Recommendation: Cut out as much dairy as you can for 3 full days. Milk, cheese, cream, butter, half and half, and, if you can manage it, dairy containing food products. Pay attention to your digestion and how you feel after meals. Whether you feel a major difference or not, reintroduce dairy over a couple of days and see how you feel when you add it back in. If you felt much better off of dairy but the idea of cutting out all dairy is abhorrent to you, don’t quit just yet! Still try reintroduction, just go a little slower and test one dairy product at a time. Start with the ones you are most reluctant to give up and ramp up your consumption over three days, once again paying attention to how you feel and how your digestion feels. You can also experiment with different types of dairy: harder raw cheeses instead of low-fat skim milk cheeses; heavy cream instead of skim-milk in your coffee; ghee instead of butter.
Gluten is a protein found in certain grains. Gluten has the ability to permeate our gut lining without going through the proper channels, causing an inflammatory immune response. The human gut is sensitive to gluten, but the level of sensitivity and resulting symptoms vary from person to person. Once again, it’s probably a good idea to test it and see how you feel.

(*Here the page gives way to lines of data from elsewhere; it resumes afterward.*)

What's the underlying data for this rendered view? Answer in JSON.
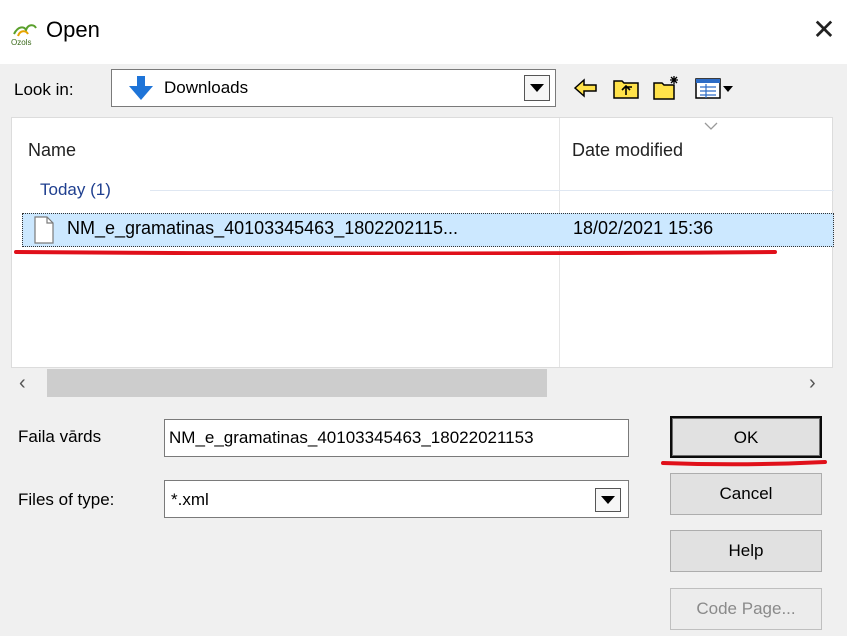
{
  "window": {
    "title": "Open",
    "app_logo_text": "Ozols",
    "close_glyph": "✕"
  },
  "lookin": {
    "label": "Look in:",
    "value": "Downloads"
  },
  "toolbar": {
    "icons": [
      "back-icon",
      "up-folder-icon",
      "new-folder-icon",
      "view-menu-icon"
    ]
  },
  "filelist": {
    "columns": [
      "Name",
      "Date modified"
    ],
    "group": "Today (1)",
    "rows": [
      {
        "name": "NM_e_gramatinas_40103345463_1802202115...",
        "date": "18/02/2021 15:36"
      }
    ]
  },
  "filename": {
    "label": "Faila vārds",
    "value": "NM_e_gramatinas_40103345463_18022021153"
  },
  "filetype": {
    "label": "Files of type:",
    "value": "*.xml"
  },
  "buttons": {
    "ok": "OK",
    "cancel": "Cancel",
    "help": "Help",
    "codepage": "Code Page..."
  },
  "colors": {
    "annotation": "#e0101a",
    "selection": "#cce8ff"
  }
}
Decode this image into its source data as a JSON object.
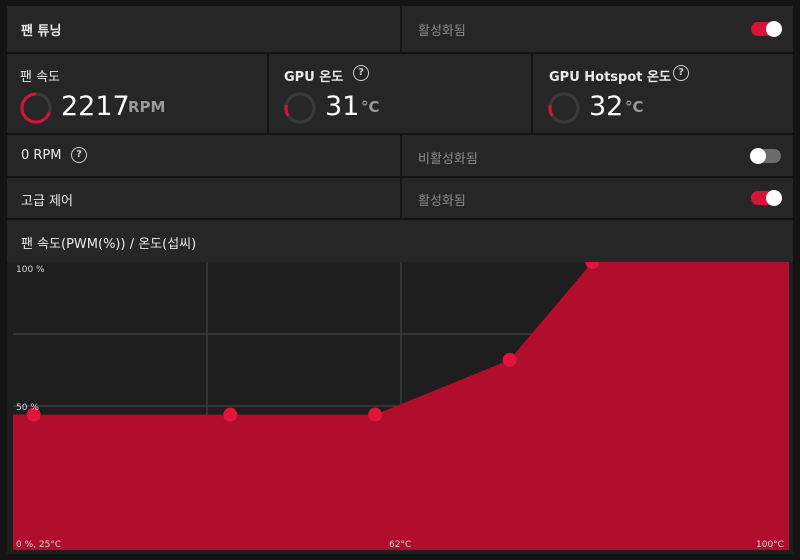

Recommendation: Cut out gluten for 3 full days and see how it goes. If you feel a major difference, it might be worth cutting back on gluten and transitioning to a gluten-free diet. If you don’t feel a major difference, and the idea of cutting back on gluten containing products doesn’t bother you, then it may still be worth sticking with a reduced gluten diet. Plus, many gluten products are relatively high in carbohydrates, sugar, and highly processed while being comparably low in nutrients.
Omega-6 Fatty Acids
Omega-6 fatty acids are a part of a whole foods diet that includes animal protein. They aren’t bad on their own and you don’t need to eliminate them from your diet. Rather, it’s important to try and balance your Omega-6 consumption with your Omega-3 consumption.
Recommendation: First get rid of the biggest offenders: industrial seed oils. Industrial seed oils not only have a high level of Omega-6s, but they are easily oxidized which causes additional problems. It is best to avoid them as much as possible.
I recommend switching to butter, ghee, olive oil, traditional animal fats like lard, and coconut oil. I like having a mix of oils to choose from simply for taste. Here is a more in-depth review of different types of oils from Mark’s Daily Apple.
After you reduce your Omega-6 consumption, you can work on balancing out your Omega-6 to Omega-3 consumption by eating grass fed meat instead of conventionally raised meat (including eggs), wild caught fish, and with smart supplementation.
Where to go from here
Good news, bad news time. These sensitivities can come and go depending on the other sources of stress in your life. If you are in a really great place right now, lots of sleep, good workouts, not too stressed at work and managing it well, you can probably tolerate a lot more. If you are in a not so great place right now, poor sleep, stressful job, beating yourself up for missing the gym, your tolerance for certain foods is probably going to go down. Periodically check in on these foods, or other foods that you might suspect are irritating you, by eliminating the suspected offender for a few days (or during times of high stress), and slowly reintroducing.